[Entries from a dataset of interfaces]
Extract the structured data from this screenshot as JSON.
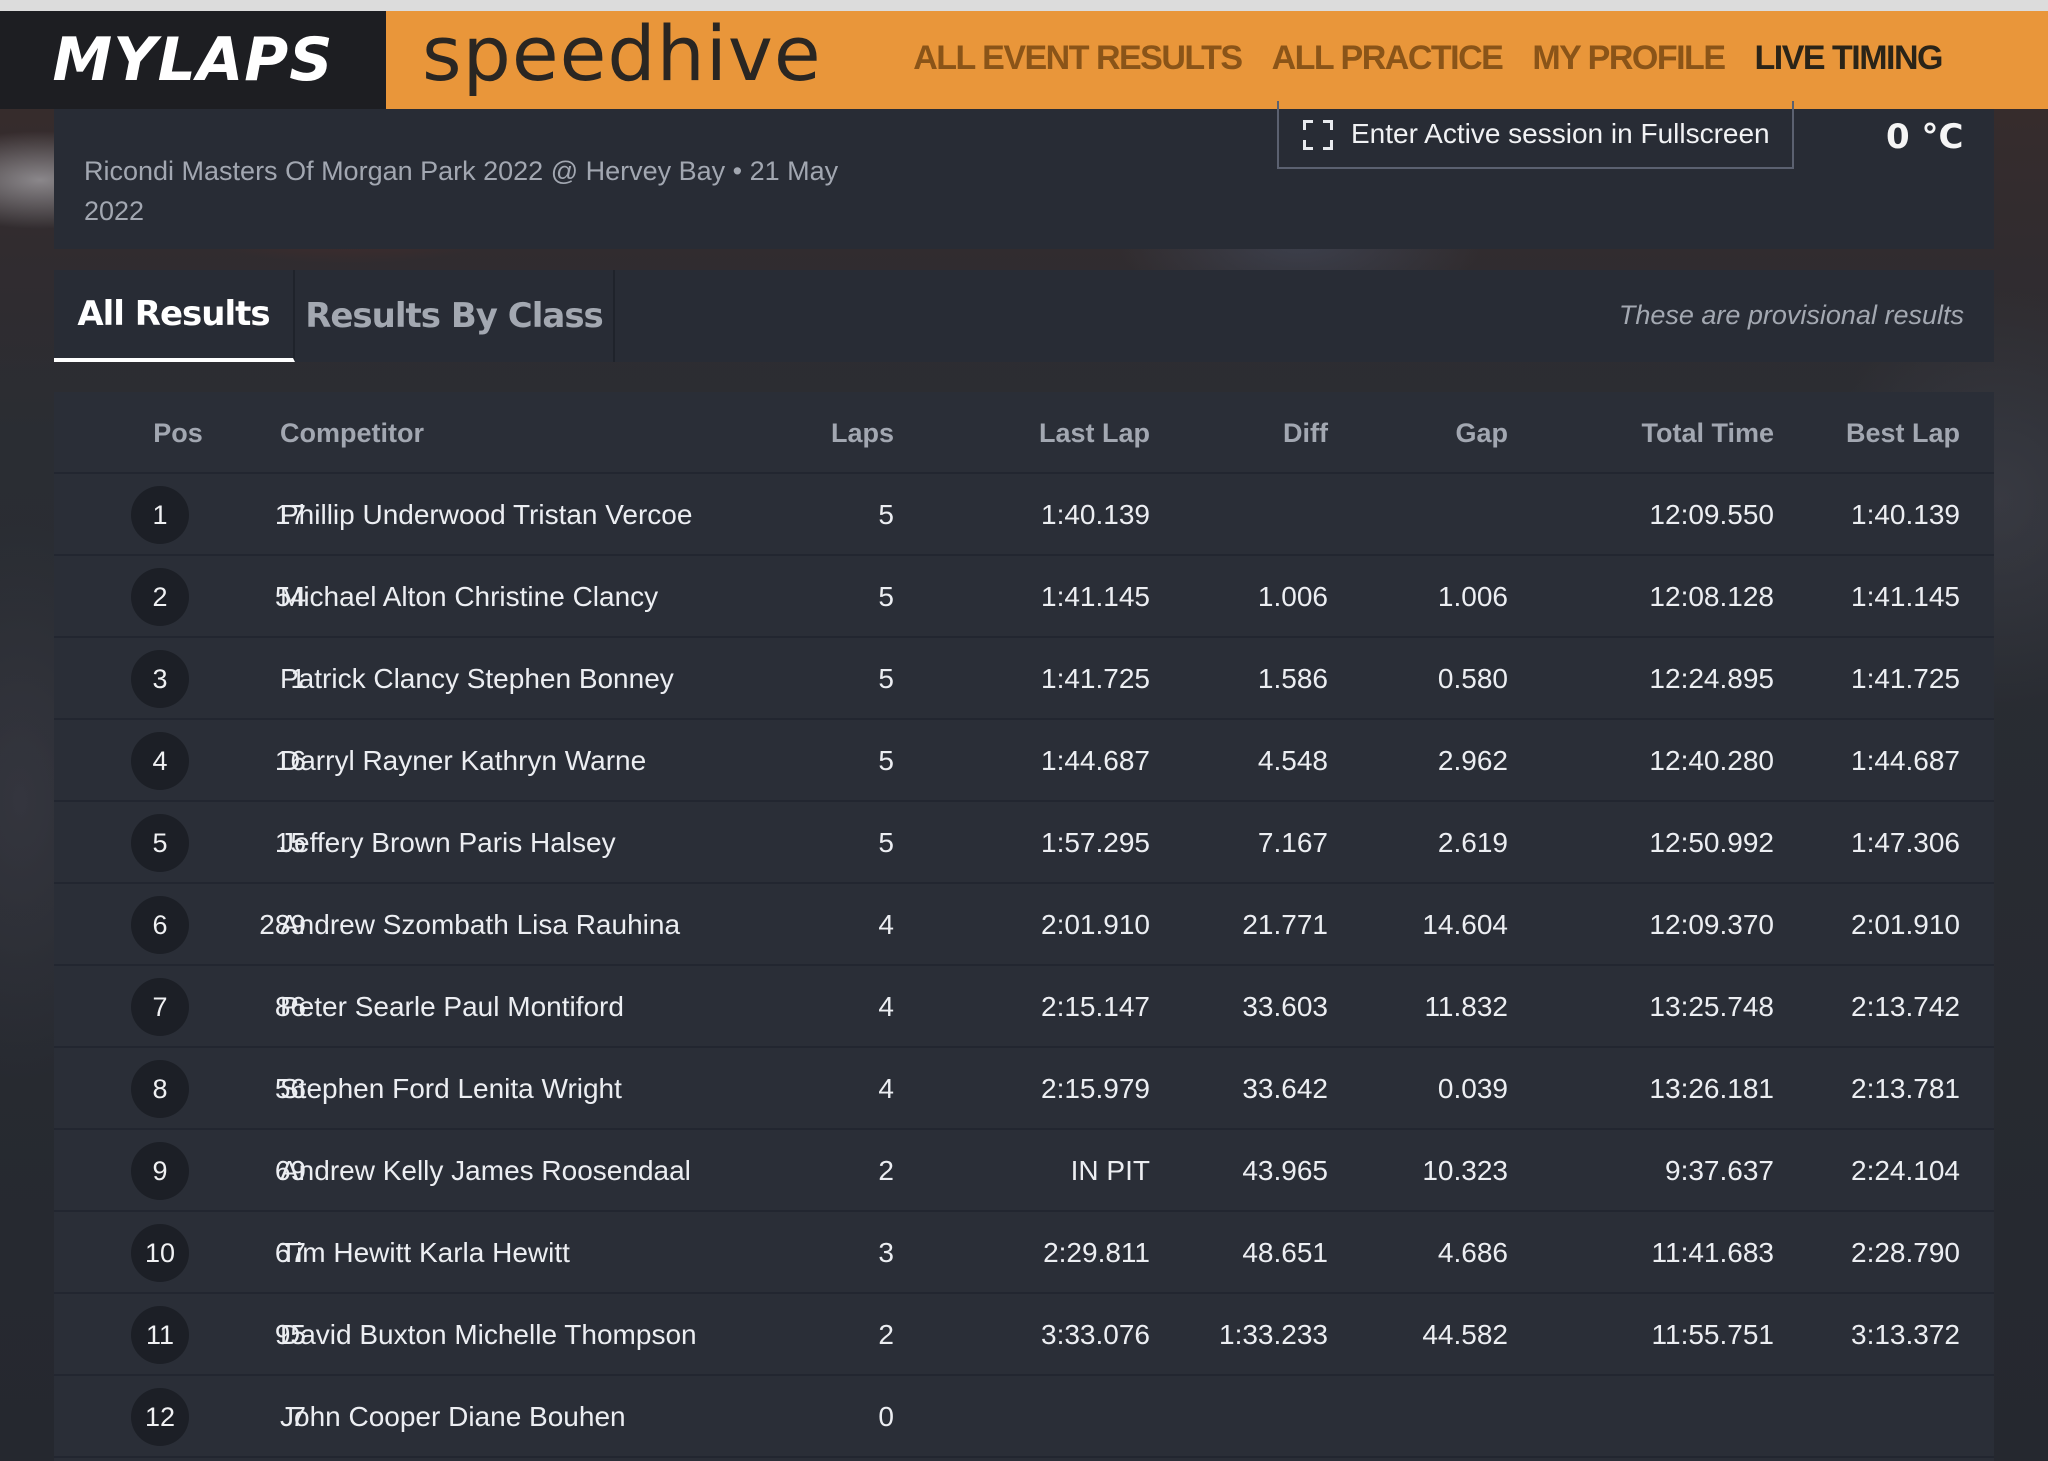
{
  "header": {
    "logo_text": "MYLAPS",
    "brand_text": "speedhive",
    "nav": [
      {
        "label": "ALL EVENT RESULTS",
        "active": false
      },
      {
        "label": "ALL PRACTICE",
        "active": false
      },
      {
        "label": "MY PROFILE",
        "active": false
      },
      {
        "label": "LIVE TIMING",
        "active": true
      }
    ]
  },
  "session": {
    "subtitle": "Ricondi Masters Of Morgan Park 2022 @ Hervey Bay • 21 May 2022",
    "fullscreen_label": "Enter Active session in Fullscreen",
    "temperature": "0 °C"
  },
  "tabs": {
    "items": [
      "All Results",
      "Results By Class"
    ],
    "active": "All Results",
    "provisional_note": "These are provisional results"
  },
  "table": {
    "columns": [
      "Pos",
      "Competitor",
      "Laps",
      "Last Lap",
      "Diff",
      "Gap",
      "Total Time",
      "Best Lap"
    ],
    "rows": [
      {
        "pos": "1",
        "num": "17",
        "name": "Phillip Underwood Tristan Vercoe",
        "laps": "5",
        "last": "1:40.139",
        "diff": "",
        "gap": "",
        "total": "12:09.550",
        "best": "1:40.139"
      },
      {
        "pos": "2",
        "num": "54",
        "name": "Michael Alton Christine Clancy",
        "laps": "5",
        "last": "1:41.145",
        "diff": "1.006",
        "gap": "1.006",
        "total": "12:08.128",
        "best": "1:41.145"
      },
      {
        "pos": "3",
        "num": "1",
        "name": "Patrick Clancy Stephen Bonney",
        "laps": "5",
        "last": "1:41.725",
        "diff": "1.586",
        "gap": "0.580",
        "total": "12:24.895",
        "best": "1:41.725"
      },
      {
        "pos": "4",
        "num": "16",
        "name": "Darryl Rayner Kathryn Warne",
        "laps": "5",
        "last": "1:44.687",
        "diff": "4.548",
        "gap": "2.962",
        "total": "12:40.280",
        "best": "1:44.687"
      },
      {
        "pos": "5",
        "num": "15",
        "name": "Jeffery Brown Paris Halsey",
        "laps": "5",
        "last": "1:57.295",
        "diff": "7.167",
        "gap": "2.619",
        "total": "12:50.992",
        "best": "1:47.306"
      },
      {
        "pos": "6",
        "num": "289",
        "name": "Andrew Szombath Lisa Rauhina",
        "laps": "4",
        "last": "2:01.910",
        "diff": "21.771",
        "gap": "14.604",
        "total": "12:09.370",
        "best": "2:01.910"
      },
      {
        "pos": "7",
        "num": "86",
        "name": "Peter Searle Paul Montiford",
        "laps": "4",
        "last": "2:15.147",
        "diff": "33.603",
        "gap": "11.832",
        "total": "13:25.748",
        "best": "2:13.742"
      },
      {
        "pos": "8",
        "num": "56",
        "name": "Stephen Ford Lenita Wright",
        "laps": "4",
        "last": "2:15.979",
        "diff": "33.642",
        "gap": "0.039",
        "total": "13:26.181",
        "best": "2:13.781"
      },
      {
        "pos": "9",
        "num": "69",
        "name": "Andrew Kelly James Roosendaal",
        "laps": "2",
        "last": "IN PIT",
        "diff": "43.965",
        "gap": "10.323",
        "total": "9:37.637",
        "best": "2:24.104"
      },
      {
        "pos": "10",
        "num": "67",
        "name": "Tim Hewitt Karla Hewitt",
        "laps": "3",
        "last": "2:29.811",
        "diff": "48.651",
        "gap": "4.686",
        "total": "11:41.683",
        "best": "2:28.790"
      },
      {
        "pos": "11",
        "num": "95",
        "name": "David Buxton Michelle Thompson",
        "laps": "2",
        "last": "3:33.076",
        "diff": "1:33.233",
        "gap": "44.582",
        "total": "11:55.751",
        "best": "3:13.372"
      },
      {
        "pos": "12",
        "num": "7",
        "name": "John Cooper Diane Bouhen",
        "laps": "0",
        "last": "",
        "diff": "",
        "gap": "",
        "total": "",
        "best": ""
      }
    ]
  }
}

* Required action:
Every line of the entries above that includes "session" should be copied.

* Result of the task:
  "session": {
    "fullscreen_label": "Enter Active session in Fullscreen",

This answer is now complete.